* Dataset content *
BEGIN

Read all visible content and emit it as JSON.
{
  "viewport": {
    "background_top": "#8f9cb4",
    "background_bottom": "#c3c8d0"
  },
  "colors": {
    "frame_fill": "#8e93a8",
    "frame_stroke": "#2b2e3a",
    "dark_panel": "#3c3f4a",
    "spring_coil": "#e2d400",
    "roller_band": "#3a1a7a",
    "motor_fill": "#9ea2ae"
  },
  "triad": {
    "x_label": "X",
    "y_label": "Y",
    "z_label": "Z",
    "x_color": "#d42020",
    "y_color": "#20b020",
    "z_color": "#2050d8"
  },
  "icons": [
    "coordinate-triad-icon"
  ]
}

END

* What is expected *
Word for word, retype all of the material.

* Exercise result *
Read all visible content and emit it as JSON.
{
  "viewport": {
    "background_top": "#8f9cb4",
    "background_bottom": "#c3c8d0"
  },
  "colors": {
    "frame_fill": "#8e93a8",
    "frame_stroke": "#2b2e3a",
    "dark_panel": "#3c3f4a",
    "spring_coil": "#e2d400",
    "roller_band": "#3a1a7a",
    "motor_fill": "#9ea2ae"
  },
  "triad": {
    "x_label": "X",
    "y_label": "Y",
    "z_label": "Z",
    "x_color": "#d42020",
    "y_color": "#20b020",
    "z_color": "#2050d8"
  },
  "icons": [
    "coordinate-triad-icon"
  ]
}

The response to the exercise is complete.